======== RECORDS PROVIDED
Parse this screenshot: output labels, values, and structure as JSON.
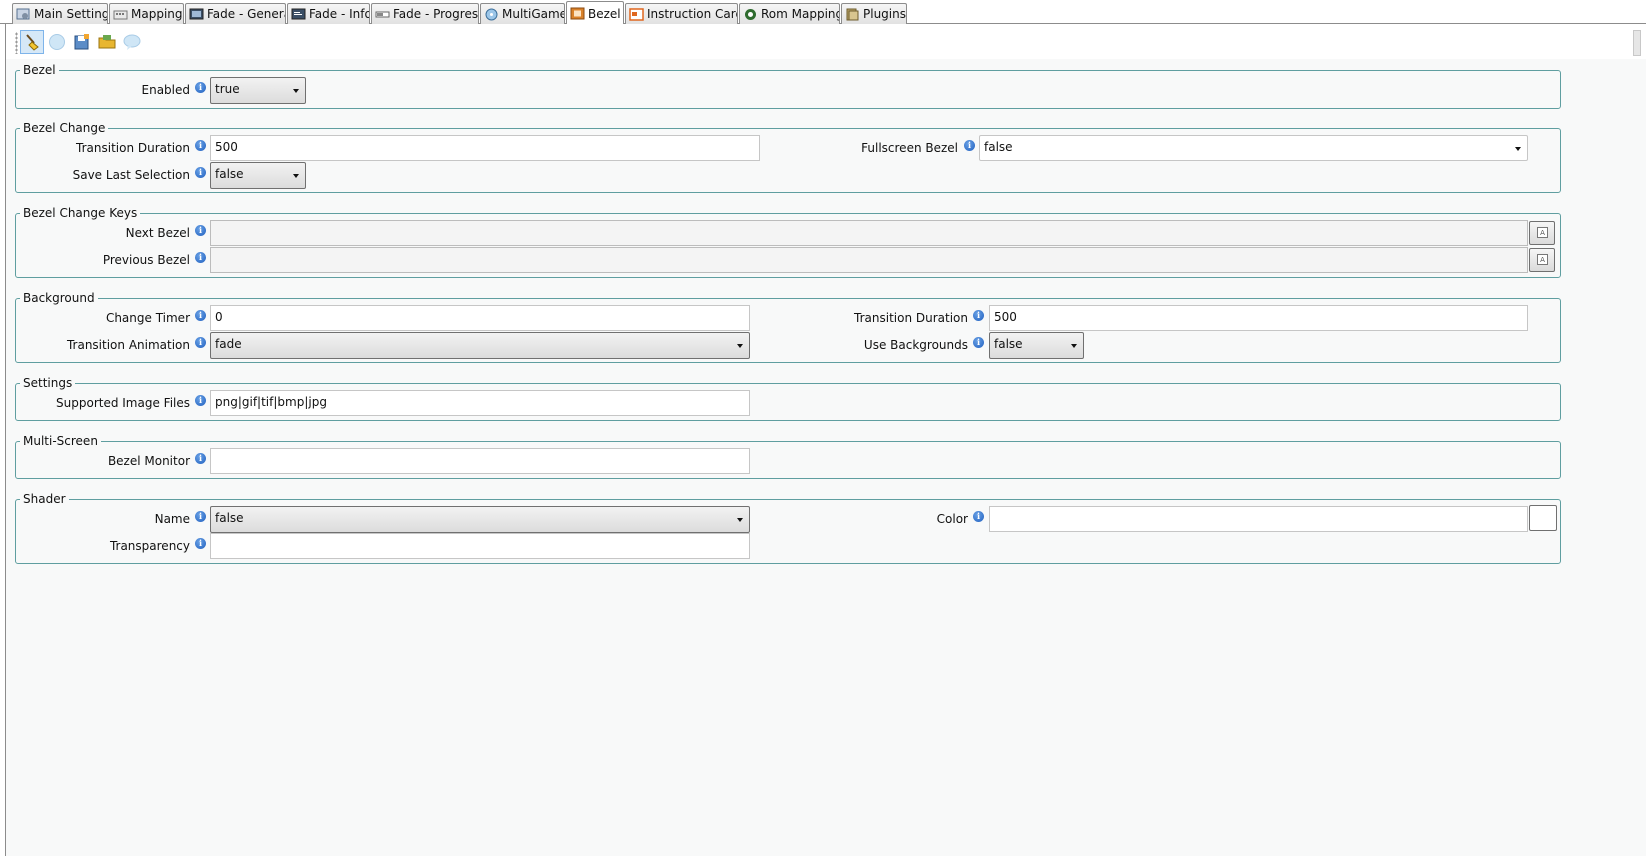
{
  "tabs": [
    {
      "label": "Main Settings",
      "icon": "gear-icon"
    },
    {
      "label": "Mapping",
      "icon": "keyboard-icon"
    },
    {
      "label": "Fade - General",
      "icon": "screen-icon"
    },
    {
      "label": "Fade - Info",
      "icon": "info-screen-icon"
    },
    {
      "label": "Fade - Progress",
      "icon": "progress-bar-icon"
    },
    {
      "label": "MultiGame",
      "icon": "disc-icon"
    },
    {
      "label": "Bezel",
      "icon": "bezel-frame-icon",
      "active": true
    },
    {
      "label": "Instruction Cards",
      "icon": "card-icon"
    },
    {
      "label": "Rom Mapping",
      "icon": "rom-icon"
    },
    {
      "label": "Plugins",
      "icon": "plugin-icon"
    }
  ],
  "toolbar": {
    "buttons": [
      "broom-icon",
      "globe-icon",
      "save-icon",
      "folder-open-icon",
      "comment-icon"
    ]
  },
  "groups": {
    "bezel": {
      "title": "Bezel",
      "enabled_label": "Enabled",
      "enabled_value": "true"
    },
    "bezel_change": {
      "title": "Bezel Change",
      "transition_duration_label": "Transition Duration",
      "transition_duration_value": "500",
      "fullscreen_bezel_label": "Fullscreen Bezel",
      "fullscreen_bezel_value": "false",
      "save_last_selection_label": "Save Last Selection",
      "save_last_selection_value": "false"
    },
    "bezel_change_keys": {
      "title": "Bezel Change Keys",
      "next_bezel_label": "Next Bezel",
      "next_bezel_value": "",
      "previous_bezel_label": "Previous Bezel",
      "previous_bezel_value": ""
    },
    "background": {
      "title": "Background",
      "change_timer_label": "Change Timer",
      "change_timer_value": "0",
      "transition_duration_label": "Transition Duration",
      "transition_duration_value": "500",
      "transition_animation_label": "Transition Animation",
      "transition_animation_value": "fade",
      "use_backgrounds_label": "Use Backgrounds",
      "use_backgrounds_value": "false"
    },
    "settings": {
      "title": "Settings",
      "supported_image_files_label": "Supported Image Files",
      "supported_image_files_value": "png|gif|tif|bmp|jpg"
    },
    "multi_screen": {
      "title": "Multi-Screen",
      "bezel_monitor_label": "Bezel Monitor",
      "bezel_monitor_value": ""
    },
    "shader": {
      "title": "Shader",
      "name_label": "Name",
      "name_value": "false",
      "color_label": "Color",
      "color_value": "",
      "transparency_label": "Transparency",
      "transparency_value": ""
    }
  },
  "info_glyph": "i",
  "colors": {
    "group_border": "#5f9ea0",
    "info_icon": "#1f5fbf",
    "tab_border": "#8c8c8c"
  }
}
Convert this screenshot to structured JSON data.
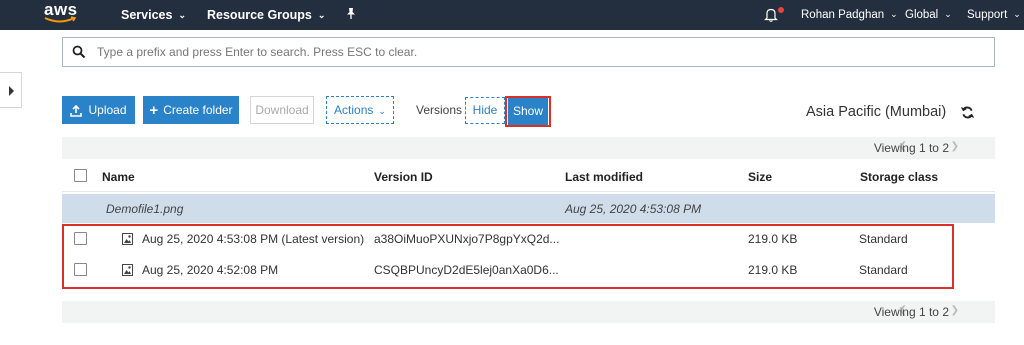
{
  "topbar": {
    "logo_text": "aws",
    "services": "Services",
    "resource_groups": "Resource Groups",
    "user": "Rohan Padghan",
    "region_menu": "Global",
    "support": "Support"
  },
  "search": {
    "placeholder": "Type a prefix and press Enter to search. Press ESC to clear."
  },
  "toolbar": {
    "upload": "Upload",
    "create_folder": "Create folder",
    "download": "Download",
    "actions": "Actions",
    "versions_label": "Versions",
    "hide": "Hide",
    "show": "Show"
  },
  "region": "Asia Pacific (Mumbai)",
  "pagination": {
    "top": "Viewing 1 to 2",
    "bottom": "Viewing 1 to 2"
  },
  "table": {
    "columns": [
      "Name",
      "Version ID",
      "Last modified",
      "Size",
      "Storage class"
    ],
    "group": {
      "name": "Demofile1.png",
      "last_modified": "Aug 25, 2020 4:53:08 PM"
    },
    "rows": [
      {
        "name": "Aug 25, 2020 4:53:08 PM (Latest version)",
        "version_id": "a38OiMuoPXUNxjo7P8gpYxQ2d...",
        "size": "219.0 KB",
        "storage_class": "Standard"
      },
      {
        "name": "Aug 25, 2020 4:52:08 PM",
        "version_id": "CSQBPUncyD2dE5lej0anXa0D6...",
        "size": "219.0 KB",
        "storage_class": "Standard"
      }
    ]
  },
  "colors": {
    "topbar_bg": "#232f3e",
    "primary_blue": "#2a82c9",
    "group_row_bg": "#cfdce9",
    "highlight_red": "#d9312a"
  }
}
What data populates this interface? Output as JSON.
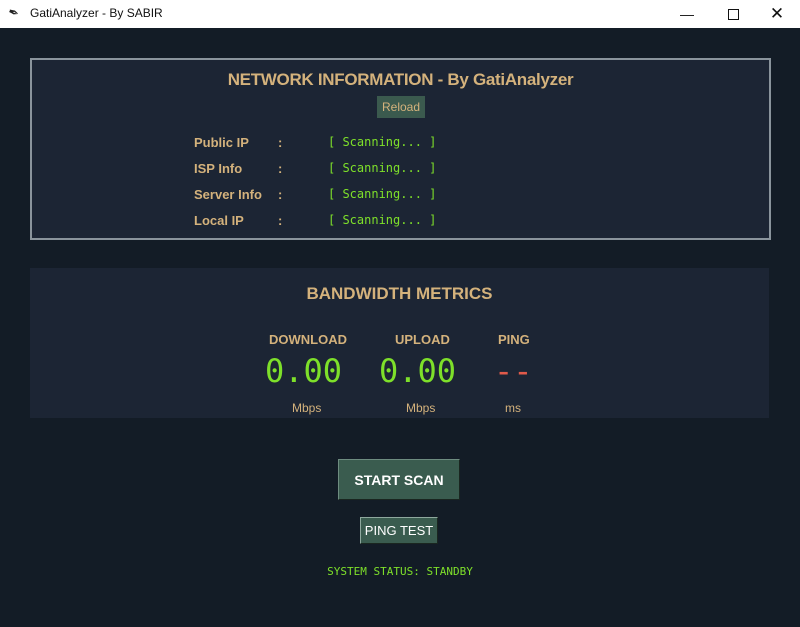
{
  "window": {
    "title": "GatiAnalyzer - By SABIR",
    "app_icon": "feather-icon"
  },
  "network": {
    "title": "NETWORK INFORMATION - By GatiAnalyzer",
    "reload_label": "Reload",
    "rows": [
      {
        "label": "Public IP",
        "colon": ":",
        "value": "[ Scanning... ]"
      },
      {
        "label": "ISP Info",
        "colon": ":",
        "value": "[ Scanning... ]"
      },
      {
        "label": "Server Info",
        "colon": ":",
        "value": "[ Scanning... ]"
      },
      {
        "label": "Local IP",
        "colon": ":",
        "value": "[ Scanning... ]"
      }
    ]
  },
  "bandwidth": {
    "title": "BANDWIDTH METRICS",
    "download": {
      "label": "DOWNLOAD",
      "value": "0.00",
      "unit": "Mbps"
    },
    "upload": {
      "label": "UPLOAD",
      "value": "0.00",
      "unit": "Mbps"
    },
    "ping": {
      "label": "PING",
      "value": "--",
      "unit": "ms"
    }
  },
  "actions": {
    "start_label": "START SCAN",
    "ping_label": "PING TEST"
  },
  "status": "SYSTEM STATUS: STANDBY",
  "colors": {
    "accent": "#d4b27c",
    "value_green": "#7ee02a",
    "ping_red": "#e05a4a",
    "button": "#3a5c4f",
    "panel": "#1c2534",
    "background": "#131c26"
  }
}
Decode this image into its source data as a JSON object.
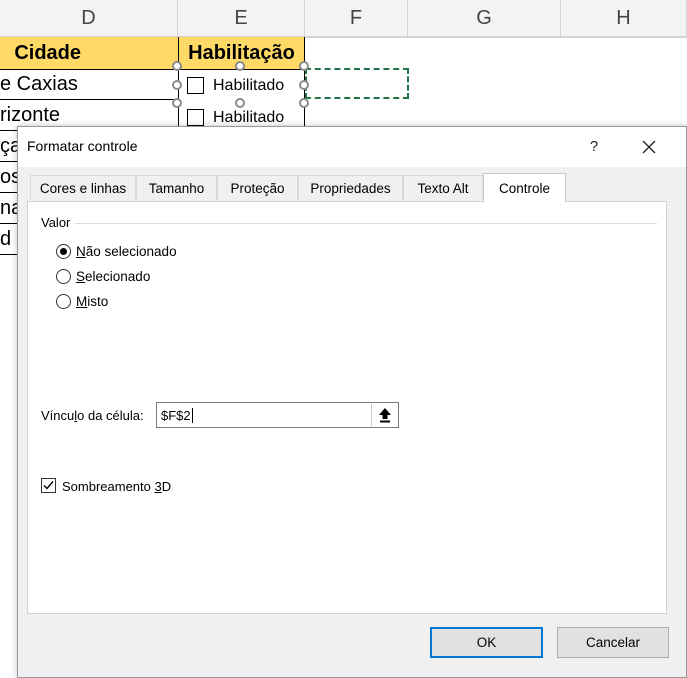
{
  "sheet": {
    "columns": [
      "D",
      "E",
      "F",
      "G",
      "H"
    ],
    "header_cells": {
      "city": "Cidade",
      "license": "Habilitação"
    },
    "rows": [
      "e Caxias",
      "rizonte",
      "ça",
      "os",
      "na",
      "d"
    ],
    "checkbox_label": "Habilitado"
  },
  "dialog": {
    "title": "Formatar controle",
    "help": "?",
    "tabs": [
      "Cores e linhas",
      "Tamanho",
      "Proteção",
      "Propriedades",
      "Texto Alt",
      "Controle"
    ],
    "active_tab": "Controle",
    "value_group": "Valor",
    "options": [
      {
        "first": "N",
        "rest": "ão selecionado",
        "selected": true
      },
      {
        "first": "S",
        "rest": "elecionado",
        "selected": false
      },
      {
        "first": "M",
        "rest": "isto",
        "selected": false
      }
    ],
    "cell_link": {
      "label_before": "Víncu",
      "label_u": "l",
      "label_after": "o da célula:",
      "value": "$F$2"
    },
    "shading": {
      "label_before": "Sombreamento ",
      "label_u": "3",
      "label_after": "D",
      "checked": true
    },
    "ok": "OK",
    "cancel": "Cancelar"
  },
  "colors": {
    "header_yellow": "#ffd966",
    "accent": "#0078d7",
    "dashed_border": "#217346"
  }
}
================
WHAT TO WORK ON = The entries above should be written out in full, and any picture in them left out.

TASK SOLUTION =
Parse this screenshot: output labels, values, and structure as JSON.
{
  "tabs": [
    {
      "label": "Main Settings",
      "icon": "gear-icon"
    },
    {
      "label": "Mapping",
      "icon": "keyboard-icon"
    },
    {
      "label": "Fade - General",
      "icon": "screen-icon"
    },
    {
      "label": "Fade - Info",
      "icon": "info-screen-icon"
    },
    {
      "label": "Fade - Progress",
      "icon": "progress-bar-icon"
    },
    {
      "label": "MultiGame",
      "icon": "disc-icon"
    },
    {
      "label": "Bezel",
      "icon": "bezel-frame-icon",
      "active": true
    },
    {
      "label": "Instruction Cards",
      "icon": "card-icon"
    },
    {
      "label": "Rom Mapping",
      "icon": "rom-icon"
    },
    {
      "label": "Plugins",
      "icon": "plugin-icon"
    }
  ],
  "toolbar": {
    "buttons": [
      "broom-icon",
      "globe-icon",
      "save-icon",
      "folder-open-icon",
      "comment-icon"
    ]
  },
  "groups": {
    "bezel": {
      "title": "Bezel",
      "enabled_label": "Enabled",
      "enabled_value": "true"
    },
    "bezel_change": {
      "title": "Bezel Change",
      "transition_duration_label": "Transition Duration",
      "transition_duration_value": "500",
      "fullscreen_bezel_label": "Fullscreen Bezel",
      "fullscreen_bezel_value": "false",
      "save_last_selection_label": "Save Last Selection",
      "save_last_selection_value": "false"
    },
    "bezel_change_keys": {
      "title": "Bezel Change Keys",
      "next_bezel_label": "Next Bezel",
      "next_bezel_value": "",
      "previous_bezel_label": "Previous Bezel",
      "previous_bezel_value": ""
    },
    "background": {
      "title": "Background",
      "change_timer_label": "Change Timer",
      "change_timer_value": "0",
      "transition_duration_label": "Transition Duration",
      "transition_duration_value": "500",
      "transition_animation_label": "Transition Animation",
      "transition_animation_value": "fade",
      "use_backgrounds_label": "Use Backgrounds",
      "use_backgrounds_value": "false"
    },
    "settings": {
      "title": "Settings",
      "supported_image_files_label": "Supported Image Files",
      "supported_image_files_value": "png|gif|tif|bmp|jpg"
    },
    "multi_screen": {
      "title": "Multi-Screen",
      "bezel_monitor_label": "Bezel Monitor",
      "bezel_monitor_value": ""
    },
    "shader": {
      "title": "Shader",
      "name_label": "Name",
      "name_value": "false",
      "color_label": "Color",
      "color_value": "",
      "transparency_label": "Transparency",
      "transparency_value": ""
    }
  },
  "info_glyph": "i",
  "colors": {
    "group_border": "#5f9ea0",
    "info_icon": "#1f5fbf",
    "tab_border": "#8c8c8c"
  }
}
Convert this screenshot to structured JSON data.
{
  "topbar": {
    "logo_text": "aws",
    "services": "Services",
    "resource_groups": "Resource Groups",
    "user": "Rohan Padghan",
    "region_menu": "Global",
    "support": "Support"
  },
  "search": {
    "placeholder": "Type a prefix and press Enter to search. Press ESC to clear."
  },
  "toolbar": {
    "upload": "Upload",
    "create_folder": "Create folder",
    "download": "Download",
    "actions": "Actions",
    "versions_label": "Versions",
    "hide": "Hide",
    "show": "Show"
  },
  "region": "Asia Pacific (Mumbai)",
  "pagination": {
    "top": "Viewing 1 to 2",
    "bottom": "Viewing 1 to 2"
  },
  "table": {
    "columns": [
      "Name",
      "Version ID",
      "Last modified",
      "Size",
      "Storage class"
    ],
    "group": {
      "name": "Demofile1.png",
      "last_modified": "Aug 25, 2020 4:53:08 PM"
    },
    "rows": [
      {
        "name": "Aug 25, 2020 4:53:08 PM (Latest version)",
        "version_id": "a38OiMuoPXUNxjo7P8gpYxQ2d...",
        "size": "219.0 KB",
        "storage_class": "Standard"
      },
      {
        "name": "Aug 25, 2020 4:52:08 PM",
        "version_id": "CSQBPUncyD2dE5lej0anXa0D6...",
        "size": "219.0 KB",
        "storage_class": "Standard"
      }
    ]
  },
  "colors": {
    "topbar_bg": "#232f3e",
    "primary_blue": "#2a82c9",
    "group_row_bg": "#cfdce9",
    "highlight_red": "#d9312a"
  }
}
What data populates this interface? Output as JSON.
{
  "window": {
    "title": "GatiAnalyzer - By SABIR",
    "app_icon": "feather-icon"
  },
  "network": {
    "title": "NETWORK INFORMATION - By GatiAnalyzer",
    "reload_label": "Reload",
    "rows": [
      {
        "label": "Public IP",
        "colon": ":",
        "value": "[ Scanning... ]"
      },
      {
        "label": "ISP Info",
        "colon": ":",
        "value": "[ Scanning... ]"
      },
      {
        "label": "Server Info",
        "colon": ":",
        "value": "[ Scanning... ]"
      },
      {
        "label": "Local IP",
        "colon": ":",
        "value": "[ Scanning... ]"
      }
    ]
  },
  "bandwidth": {
    "title": "BANDWIDTH METRICS",
    "download": {
      "label": "DOWNLOAD",
      "value": "0.00",
      "unit": "Mbps"
    },
    "upload": {
      "label": "UPLOAD",
      "value": "0.00",
      "unit": "Mbps"
    },
    "ping": {
      "label": "PING",
      "value": "--",
      "unit": "ms"
    }
  },
  "actions": {
    "start_label": "START SCAN",
    "ping_label": "PING TEST"
  },
  "status": "SYSTEM STATUS: STANDBY",
  "colors": {
    "accent": "#d4b27c",
    "value_green": "#7ee02a",
    "ping_red": "#e05a4a",
    "button": "#3a5c4f",
    "panel": "#1c2534",
    "background": "#131c26"
  }
}
Decode this image into its source data as a JSON object.
{
  "sheet": {
    "columns": [
      "D",
      "E",
      "F",
      "G",
      "H"
    ],
    "header_cells": {
      "city": "Cidade",
      "license": "Habilitação"
    },
    "rows": [
      "e Caxias",
      "rizonte",
      "ça",
      "os",
      "na",
      "d"
    ],
    "checkbox_label": "Habilitado"
  },
  "dialog": {
    "title": "Formatar controle",
    "help": "?",
    "tabs": [
      "Cores e linhas",
      "Tamanho",
      "Proteção",
      "Propriedades",
      "Texto Alt",
      "Controle"
    ],
    "active_tab": "Controle",
    "value_group": "Valor",
    "options": [
      {
        "first": "N",
        "rest": "ão selecionado",
        "selected": true
      },
      {
        "first": "S",
        "rest": "elecionado",
        "selected": false
      },
      {
        "first": "M",
        "rest": "isto",
        "selected": false
      }
    ],
    "cell_link": {
      "label_before": "Víncu",
      "label_u": "l",
      "label_after": "o da célula:",
      "value": "$F$2"
    },
    "shading": {
      "label_before": "Sombreamento ",
      "label_u": "3",
      "label_after": "D",
      "checked": true
    },
    "ok": "OK",
    "cancel": "Cancelar"
  },
  "colors": {
    "header_yellow": "#ffd966",
    "accent": "#0078d7",
    "dashed_border": "#217346"
  }
}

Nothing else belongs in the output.